- (A. Frabetti) In pQFT, the renormalization group can be formally seen as a group of formal diffeomorphisms in the powers of the coupling constant, acting on Green’s functions and on the Lagrangian by substitution of the bare coupling and multiplication by some renormalization factors built on the counterterms of divergent Feynman graphs by means of the BPHZ formula. For scalar theories, such groups are proalgebraic (functorial on the coefficients algebra) and are represented by Faà di Bruno types of Hopf algebras on graphs. In this talk I review how maths confirm that the BPHZ formula is universal and that it can be pushed to the sum of Feynman graphs describing the integral coefficients. The outcome is a closed BPHZ formula at each order of interaction. For non-scalar theories, thought, Feynman graphs have matrix-valued amplitudes: even if the counterterms are scalar-valued, the renormalization group cannot be represented by a Hopf algebra in a functorial way, because associativity fails for the composition of series with non-commutative coefficients. Maths show that a functorial extension to matrix-valued series can be done as a “non-associative group”. The talk is based on Connes-Kreimer’s results, on old joint works with Christian Brouder and on the recent paper https://doi.org/10.1016/j.aim.2019.04.053 with Ivan P. Shestakov.
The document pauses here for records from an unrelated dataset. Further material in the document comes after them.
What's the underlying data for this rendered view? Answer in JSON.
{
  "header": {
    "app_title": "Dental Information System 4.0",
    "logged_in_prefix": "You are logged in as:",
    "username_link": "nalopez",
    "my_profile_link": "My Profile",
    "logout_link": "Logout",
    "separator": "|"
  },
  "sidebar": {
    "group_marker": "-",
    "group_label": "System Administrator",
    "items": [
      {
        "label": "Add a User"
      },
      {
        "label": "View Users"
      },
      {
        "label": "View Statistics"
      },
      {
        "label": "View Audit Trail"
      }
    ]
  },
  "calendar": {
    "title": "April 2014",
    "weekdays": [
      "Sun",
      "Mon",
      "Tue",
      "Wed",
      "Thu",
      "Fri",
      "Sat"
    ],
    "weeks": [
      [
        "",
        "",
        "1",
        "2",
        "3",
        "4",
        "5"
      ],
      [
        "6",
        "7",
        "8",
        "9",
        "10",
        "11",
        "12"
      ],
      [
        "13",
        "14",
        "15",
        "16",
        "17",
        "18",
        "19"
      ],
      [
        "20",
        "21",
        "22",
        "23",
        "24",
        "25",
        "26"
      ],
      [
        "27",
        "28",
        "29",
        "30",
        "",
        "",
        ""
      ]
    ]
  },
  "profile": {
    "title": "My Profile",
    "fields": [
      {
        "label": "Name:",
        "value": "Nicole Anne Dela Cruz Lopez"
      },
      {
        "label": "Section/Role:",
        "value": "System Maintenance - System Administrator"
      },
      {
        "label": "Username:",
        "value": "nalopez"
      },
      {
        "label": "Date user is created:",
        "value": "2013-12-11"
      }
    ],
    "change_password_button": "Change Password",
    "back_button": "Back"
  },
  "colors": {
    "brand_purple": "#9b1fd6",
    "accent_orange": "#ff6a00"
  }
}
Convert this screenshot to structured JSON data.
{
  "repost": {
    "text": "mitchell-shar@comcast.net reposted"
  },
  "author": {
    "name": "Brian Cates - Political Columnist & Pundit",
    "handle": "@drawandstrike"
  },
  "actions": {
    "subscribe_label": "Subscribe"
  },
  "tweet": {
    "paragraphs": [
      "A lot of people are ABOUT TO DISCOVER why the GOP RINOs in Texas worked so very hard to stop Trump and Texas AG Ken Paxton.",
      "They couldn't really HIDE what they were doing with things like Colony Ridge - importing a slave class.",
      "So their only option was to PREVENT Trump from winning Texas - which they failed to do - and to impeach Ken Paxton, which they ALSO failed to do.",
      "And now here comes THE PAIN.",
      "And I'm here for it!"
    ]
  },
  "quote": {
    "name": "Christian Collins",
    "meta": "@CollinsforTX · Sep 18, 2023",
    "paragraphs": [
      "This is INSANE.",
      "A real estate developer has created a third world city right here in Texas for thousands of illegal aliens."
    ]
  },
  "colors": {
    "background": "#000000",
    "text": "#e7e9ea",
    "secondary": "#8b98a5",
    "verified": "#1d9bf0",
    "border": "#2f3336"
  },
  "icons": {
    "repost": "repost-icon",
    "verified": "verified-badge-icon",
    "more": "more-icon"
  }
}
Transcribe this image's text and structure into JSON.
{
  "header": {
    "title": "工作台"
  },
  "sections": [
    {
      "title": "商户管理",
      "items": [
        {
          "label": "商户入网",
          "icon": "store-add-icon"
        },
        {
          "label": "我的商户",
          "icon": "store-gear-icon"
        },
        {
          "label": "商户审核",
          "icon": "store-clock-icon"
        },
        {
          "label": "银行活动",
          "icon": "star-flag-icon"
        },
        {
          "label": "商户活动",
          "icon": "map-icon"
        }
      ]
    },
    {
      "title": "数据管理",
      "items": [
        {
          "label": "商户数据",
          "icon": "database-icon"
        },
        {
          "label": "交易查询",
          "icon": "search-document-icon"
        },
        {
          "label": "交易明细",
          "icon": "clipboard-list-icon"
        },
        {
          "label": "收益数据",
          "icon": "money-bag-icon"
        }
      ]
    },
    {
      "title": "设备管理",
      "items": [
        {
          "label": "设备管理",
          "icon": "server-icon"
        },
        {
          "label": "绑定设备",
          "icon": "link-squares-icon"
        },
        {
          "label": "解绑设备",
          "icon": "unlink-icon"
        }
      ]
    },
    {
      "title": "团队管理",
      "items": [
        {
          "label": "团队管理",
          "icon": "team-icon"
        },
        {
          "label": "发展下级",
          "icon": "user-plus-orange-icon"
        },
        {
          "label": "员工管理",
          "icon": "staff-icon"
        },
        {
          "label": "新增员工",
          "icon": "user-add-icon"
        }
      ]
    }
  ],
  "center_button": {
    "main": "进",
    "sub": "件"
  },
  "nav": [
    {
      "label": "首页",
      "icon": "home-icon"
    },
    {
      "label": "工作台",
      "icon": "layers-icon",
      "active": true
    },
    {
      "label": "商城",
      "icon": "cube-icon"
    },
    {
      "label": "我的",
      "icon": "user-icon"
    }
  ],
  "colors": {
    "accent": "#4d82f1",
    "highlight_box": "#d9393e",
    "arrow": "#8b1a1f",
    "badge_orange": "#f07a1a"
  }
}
- (A. Torrielli) In recent years the framework of AdS/CFT integrability has seen one particular paradigm change due to the appearance of massless modes in the associated scattering problem. We shall briefly recap, following Zamolodchikov, ideas on massless integrable scattering. We shall then translate this scenario to the case of AdS3/CFT2, and demonstrate the appearance of a 2D critical theory in the so-called Berenstein-Maldacena-Nastase limit of the integrable scattering problem. This talk is primarily based on work with R. Borsato, A. Fontanella, O. Ohlsson Sax, A. Sfondrini, B. Stefanski and J. Stroemwall.
- (E. Hawkins) An algebraic quantum field theory is, in particular, a functor from some category (of spacetimes, regions, intervals on a circle,…) to a category of algebras. I shall refer to such a structure as a diagram of algebras. Hochschild cohomology is fundamental to the theory of deformations of algebras, and there is a generalization of Hochschild cohomology for diagrams of algebras, constructed using a double complex. This double complex organizes the structures and symmetries of a diagram of algebras. It also motivates my generalizations of diagrams of algebras and their symmetries. Hochschild cohomology has the same algebraic structure as the set of multivector fields on a smooth manifold. This means that some interactions may be constructed algebraically from (generalized) symmetries, I will explain how to deform a diagram of von Neumann algebras using a symmetry and a generalized symmetry.